§ WHAT TO PRODUCE:
Look through the listing below and report every line that contains "name".
*** Begin section ***
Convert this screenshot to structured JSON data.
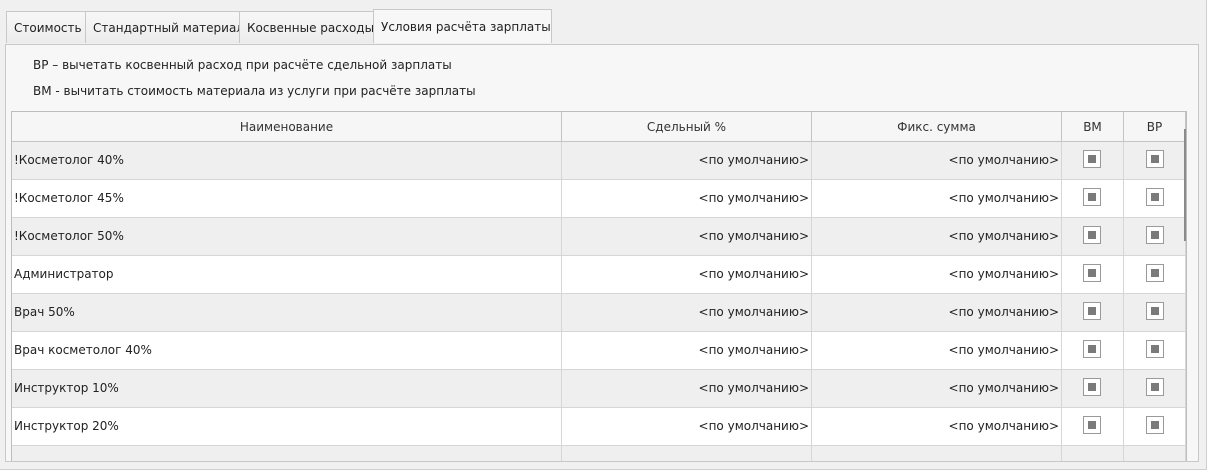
{
  "tabs": [
    {
      "label": "Стоимость",
      "active": false
    },
    {
      "label": "Стандартный материал",
      "active": false
    },
    {
      "label": "Косвенные расходы",
      "active": false
    },
    {
      "label": "Условия расчёта зарплаты",
      "active": true
    }
  ],
  "hints": {
    "vp": "ВР – вычетать косвенный расход при расчёте сдельной зарплаты",
    "vm": "ВМ - вычитать стоимость материала из услуги при расчёте зарплаты"
  },
  "table": {
    "columns": [
      "Наименование",
      "Сдельный %",
      "Фикс. сумма",
      "ВМ",
      "ВР"
    ],
    "rows": [
      {
        "name": "!Косметолог 40%",
        "piece": "<по умолчанию>",
        "fixed": "<по умолчанию>",
        "vm": "indeterminate",
        "vp": "indeterminate"
      },
      {
        "name": "!Косметолог 45%",
        "piece": "<по умолчанию>",
        "fixed": "<по умолчанию>",
        "vm": "indeterminate",
        "vp": "indeterminate"
      },
      {
        "name": "!Косметолог 50%",
        "piece": "<по умолчанию>",
        "fixed": "<по умолчанию>",
        "vm": "indeterminate",
        "vp": "indeterminate"
      },
      {
        "name": "Администратор",
        "piece": "<по умолчанию>",
        "fixed": "<по умолчанию>",
        "vm": "indeterminate",
        "vp": "indeterminate"
      },
      {
        "name": "Врач 50%",
        "piece": "<по умолчанию>",
        "fixed": "<по умолчанию>",
        "vm": "indeterminate",
        "vp": "indeterminate"
      },
      {
        "name": "Врач косметолог 40%",
        "piece": "<по умолчанию>",
        "fixed": "<по умолчанию>",
        "vm": "indeterminate",
        "vp": "indeterminate"
      },
      {
        "name": "Инструктор 10%",
        "piece": "<по умолчанию>",
        "fixed": "<по умолчанию>",
        "vm": "indeterminate",
        "vp": "indeterminate"
      },
      {
        "name": "Инструктор 20%",
        "piece": "<по умолчанию>",
        "fixed": "<по умолчанию>",
        "vm": "indeterminate",
        "vp": "indeterminate"
      },
      {
        "name": "",
        "piece": "",
        "fixed": "",
        "vm": "none",
        "vp": "none"
      }
    ]
  }
}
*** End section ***
§ YOUR RESPONSE:
        "name": "!Косметолог 40%",
        "name": "!Косметолог 45%",
        "name": "!Косметолог 50%",
        "name": "Администратор",
        "name": "Врач 50%",
        "name": "Врач косметолог 40%",
        "name": "Инструктор 10%",
        "name": "Инструктор 20%",
        "name": "",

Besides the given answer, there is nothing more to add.